◆ Records supplied:
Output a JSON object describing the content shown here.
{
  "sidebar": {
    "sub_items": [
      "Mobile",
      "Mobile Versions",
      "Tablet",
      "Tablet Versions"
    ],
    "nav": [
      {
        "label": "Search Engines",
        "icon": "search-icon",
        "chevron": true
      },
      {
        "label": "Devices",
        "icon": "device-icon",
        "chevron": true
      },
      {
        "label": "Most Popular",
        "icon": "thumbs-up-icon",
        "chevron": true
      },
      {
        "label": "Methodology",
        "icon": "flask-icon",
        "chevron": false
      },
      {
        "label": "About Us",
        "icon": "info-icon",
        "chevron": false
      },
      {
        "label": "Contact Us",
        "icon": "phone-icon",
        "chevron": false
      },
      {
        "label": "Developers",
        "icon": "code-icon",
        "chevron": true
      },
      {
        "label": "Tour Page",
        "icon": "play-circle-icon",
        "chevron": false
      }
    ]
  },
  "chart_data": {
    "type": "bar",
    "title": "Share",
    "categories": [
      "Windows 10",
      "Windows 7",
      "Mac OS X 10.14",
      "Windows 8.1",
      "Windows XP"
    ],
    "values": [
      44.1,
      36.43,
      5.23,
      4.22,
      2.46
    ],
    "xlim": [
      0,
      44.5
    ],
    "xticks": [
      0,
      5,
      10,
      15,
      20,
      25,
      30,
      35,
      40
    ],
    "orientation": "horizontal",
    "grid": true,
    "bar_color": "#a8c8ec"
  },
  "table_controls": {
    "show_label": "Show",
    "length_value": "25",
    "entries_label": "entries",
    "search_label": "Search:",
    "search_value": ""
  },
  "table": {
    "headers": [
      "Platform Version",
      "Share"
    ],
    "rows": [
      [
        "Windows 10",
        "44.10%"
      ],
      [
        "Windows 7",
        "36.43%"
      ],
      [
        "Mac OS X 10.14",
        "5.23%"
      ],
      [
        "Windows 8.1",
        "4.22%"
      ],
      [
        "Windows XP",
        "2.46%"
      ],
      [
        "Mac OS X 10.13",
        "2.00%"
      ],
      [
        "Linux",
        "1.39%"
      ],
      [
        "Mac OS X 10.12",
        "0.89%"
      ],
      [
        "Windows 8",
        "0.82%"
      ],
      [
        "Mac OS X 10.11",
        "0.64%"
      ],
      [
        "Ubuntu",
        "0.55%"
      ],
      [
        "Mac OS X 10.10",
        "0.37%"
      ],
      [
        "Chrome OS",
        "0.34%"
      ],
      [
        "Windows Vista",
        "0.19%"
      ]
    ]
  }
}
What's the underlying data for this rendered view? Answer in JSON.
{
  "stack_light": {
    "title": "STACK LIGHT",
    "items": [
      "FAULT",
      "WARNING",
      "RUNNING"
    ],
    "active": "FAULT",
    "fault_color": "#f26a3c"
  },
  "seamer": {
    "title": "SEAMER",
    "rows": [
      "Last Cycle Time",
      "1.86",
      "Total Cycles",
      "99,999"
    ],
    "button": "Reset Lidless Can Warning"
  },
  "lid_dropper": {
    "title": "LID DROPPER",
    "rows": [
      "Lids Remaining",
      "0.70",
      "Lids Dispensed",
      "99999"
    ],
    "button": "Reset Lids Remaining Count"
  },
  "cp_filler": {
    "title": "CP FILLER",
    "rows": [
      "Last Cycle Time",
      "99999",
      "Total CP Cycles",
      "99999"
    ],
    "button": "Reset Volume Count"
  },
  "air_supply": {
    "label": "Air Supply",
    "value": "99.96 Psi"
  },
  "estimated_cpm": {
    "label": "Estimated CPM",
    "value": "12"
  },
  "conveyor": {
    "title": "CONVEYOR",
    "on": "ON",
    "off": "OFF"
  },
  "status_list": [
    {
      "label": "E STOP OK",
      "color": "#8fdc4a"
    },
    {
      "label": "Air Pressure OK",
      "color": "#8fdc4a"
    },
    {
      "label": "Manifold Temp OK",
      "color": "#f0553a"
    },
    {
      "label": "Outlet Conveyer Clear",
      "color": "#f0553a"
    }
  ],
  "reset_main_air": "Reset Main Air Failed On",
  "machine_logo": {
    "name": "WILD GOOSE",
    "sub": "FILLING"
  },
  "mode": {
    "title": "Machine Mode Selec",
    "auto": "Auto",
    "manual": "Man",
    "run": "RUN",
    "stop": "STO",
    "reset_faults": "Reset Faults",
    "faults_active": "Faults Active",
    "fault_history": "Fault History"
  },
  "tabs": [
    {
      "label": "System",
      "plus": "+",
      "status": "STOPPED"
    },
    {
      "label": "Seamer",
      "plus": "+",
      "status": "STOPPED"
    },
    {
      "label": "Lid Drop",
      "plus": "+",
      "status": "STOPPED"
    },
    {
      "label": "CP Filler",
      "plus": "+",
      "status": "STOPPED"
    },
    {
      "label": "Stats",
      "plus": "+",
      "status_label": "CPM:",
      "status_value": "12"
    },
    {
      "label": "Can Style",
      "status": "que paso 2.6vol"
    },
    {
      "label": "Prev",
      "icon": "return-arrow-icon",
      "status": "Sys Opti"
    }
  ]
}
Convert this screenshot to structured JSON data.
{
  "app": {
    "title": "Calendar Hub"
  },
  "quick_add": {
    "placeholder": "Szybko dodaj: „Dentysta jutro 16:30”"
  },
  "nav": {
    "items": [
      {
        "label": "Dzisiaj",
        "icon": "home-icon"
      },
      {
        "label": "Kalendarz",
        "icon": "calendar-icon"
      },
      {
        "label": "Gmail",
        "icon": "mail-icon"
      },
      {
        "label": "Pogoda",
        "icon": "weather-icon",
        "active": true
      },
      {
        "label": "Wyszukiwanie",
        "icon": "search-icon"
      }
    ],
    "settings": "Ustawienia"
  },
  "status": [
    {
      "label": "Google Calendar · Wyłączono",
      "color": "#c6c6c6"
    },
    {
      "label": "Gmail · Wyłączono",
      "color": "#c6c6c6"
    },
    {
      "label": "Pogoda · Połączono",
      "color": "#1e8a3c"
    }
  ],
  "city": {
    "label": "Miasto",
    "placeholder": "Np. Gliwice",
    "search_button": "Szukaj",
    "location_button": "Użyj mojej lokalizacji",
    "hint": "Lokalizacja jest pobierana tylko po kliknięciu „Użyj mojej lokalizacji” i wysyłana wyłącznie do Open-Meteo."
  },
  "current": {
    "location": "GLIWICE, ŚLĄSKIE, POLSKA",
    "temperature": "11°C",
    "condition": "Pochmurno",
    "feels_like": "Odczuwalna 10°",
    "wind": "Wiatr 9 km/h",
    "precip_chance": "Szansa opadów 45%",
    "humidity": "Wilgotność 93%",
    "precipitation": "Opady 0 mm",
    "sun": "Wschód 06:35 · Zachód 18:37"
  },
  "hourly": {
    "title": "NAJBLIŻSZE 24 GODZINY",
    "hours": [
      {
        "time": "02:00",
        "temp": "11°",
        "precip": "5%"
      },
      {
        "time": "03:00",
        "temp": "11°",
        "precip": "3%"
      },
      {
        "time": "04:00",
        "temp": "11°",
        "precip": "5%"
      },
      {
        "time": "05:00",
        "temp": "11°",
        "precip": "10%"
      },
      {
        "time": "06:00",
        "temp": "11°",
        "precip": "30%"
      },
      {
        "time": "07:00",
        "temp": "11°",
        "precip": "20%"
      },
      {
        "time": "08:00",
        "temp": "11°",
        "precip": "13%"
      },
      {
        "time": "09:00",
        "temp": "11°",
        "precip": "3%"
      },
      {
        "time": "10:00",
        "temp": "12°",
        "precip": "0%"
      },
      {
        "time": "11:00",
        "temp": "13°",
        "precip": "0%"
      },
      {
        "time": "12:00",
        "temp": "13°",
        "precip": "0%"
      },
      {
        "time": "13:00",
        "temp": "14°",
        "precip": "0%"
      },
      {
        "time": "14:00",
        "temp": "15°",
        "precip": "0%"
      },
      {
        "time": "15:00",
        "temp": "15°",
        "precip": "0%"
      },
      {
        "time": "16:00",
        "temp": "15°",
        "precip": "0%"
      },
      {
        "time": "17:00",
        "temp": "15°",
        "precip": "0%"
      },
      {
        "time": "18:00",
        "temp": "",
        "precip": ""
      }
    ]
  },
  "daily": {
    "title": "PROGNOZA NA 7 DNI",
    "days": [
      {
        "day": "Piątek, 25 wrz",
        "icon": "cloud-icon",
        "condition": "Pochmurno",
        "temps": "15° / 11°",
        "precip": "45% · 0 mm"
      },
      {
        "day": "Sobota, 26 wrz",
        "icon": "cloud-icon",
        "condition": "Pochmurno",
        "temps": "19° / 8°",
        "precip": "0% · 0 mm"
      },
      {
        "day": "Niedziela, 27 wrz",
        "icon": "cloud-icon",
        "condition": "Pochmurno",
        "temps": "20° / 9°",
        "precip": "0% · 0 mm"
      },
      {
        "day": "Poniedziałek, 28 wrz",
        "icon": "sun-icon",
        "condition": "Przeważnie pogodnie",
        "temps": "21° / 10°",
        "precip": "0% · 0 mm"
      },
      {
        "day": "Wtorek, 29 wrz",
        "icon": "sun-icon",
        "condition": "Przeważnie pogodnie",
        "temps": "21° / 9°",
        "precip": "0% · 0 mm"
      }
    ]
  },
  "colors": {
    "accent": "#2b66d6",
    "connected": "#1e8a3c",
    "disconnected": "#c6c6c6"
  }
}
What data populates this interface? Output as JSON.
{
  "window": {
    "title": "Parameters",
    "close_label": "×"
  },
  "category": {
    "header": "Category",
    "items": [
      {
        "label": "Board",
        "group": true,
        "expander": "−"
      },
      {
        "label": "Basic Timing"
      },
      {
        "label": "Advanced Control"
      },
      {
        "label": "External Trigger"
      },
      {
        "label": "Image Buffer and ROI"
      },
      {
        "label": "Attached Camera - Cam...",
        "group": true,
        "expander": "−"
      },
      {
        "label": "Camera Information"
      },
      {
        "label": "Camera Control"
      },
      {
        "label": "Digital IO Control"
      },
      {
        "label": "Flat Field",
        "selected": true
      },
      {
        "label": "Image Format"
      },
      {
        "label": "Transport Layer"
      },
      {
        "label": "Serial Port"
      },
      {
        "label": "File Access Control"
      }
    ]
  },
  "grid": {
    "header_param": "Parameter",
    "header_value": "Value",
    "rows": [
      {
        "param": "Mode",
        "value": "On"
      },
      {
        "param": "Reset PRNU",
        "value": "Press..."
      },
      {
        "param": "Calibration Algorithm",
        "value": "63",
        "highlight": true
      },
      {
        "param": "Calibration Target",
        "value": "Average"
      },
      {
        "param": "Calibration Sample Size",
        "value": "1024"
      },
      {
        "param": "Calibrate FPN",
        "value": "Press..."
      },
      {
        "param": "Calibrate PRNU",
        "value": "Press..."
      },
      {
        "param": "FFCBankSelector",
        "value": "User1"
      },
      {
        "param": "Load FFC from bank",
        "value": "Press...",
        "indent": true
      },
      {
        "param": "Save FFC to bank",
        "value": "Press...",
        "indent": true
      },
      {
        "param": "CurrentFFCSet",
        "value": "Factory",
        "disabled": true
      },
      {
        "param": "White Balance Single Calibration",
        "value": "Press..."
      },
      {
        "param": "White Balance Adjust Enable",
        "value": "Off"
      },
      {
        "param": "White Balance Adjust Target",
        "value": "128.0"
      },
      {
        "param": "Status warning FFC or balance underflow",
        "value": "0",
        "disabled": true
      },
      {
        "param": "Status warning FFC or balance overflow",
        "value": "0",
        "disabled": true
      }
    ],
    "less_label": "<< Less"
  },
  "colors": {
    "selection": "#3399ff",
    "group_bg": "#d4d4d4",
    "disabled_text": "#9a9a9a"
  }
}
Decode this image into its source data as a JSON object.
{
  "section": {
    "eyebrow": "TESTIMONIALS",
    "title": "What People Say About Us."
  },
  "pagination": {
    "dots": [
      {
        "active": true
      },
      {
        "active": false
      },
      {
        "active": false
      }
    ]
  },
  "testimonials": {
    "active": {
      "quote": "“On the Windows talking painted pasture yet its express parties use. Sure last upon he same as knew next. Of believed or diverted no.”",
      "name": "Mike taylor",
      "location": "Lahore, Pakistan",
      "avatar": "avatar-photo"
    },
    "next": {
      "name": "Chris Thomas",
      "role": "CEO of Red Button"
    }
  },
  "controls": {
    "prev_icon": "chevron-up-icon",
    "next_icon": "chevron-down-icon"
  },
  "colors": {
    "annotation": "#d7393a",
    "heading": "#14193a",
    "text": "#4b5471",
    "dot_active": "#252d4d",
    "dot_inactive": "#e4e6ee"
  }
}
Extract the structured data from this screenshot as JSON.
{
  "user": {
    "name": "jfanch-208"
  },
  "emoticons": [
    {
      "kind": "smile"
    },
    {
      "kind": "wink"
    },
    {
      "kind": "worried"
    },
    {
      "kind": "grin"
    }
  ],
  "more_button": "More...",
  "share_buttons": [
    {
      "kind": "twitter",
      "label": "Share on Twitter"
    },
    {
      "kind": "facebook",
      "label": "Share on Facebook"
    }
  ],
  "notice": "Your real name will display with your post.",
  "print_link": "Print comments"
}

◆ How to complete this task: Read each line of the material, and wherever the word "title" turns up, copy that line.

◆ Problem solution:
    "title": "Share",
    "title": "STACK LIGHT",
    "title": "SEAMER",
    "title": "LID DROPPER",
    "title": "CP FILLER",
    "title": "CONVEYOR",
    "title": "Machine Mode Selec",
    "title": "Calendar Hub"
    "title": "NAJBLIŻSZE 24 GODZINY",
    "title": "PROGNOZA NA 7 DNI",
    "title": "Parameters",
    "title": "What People Say About Us."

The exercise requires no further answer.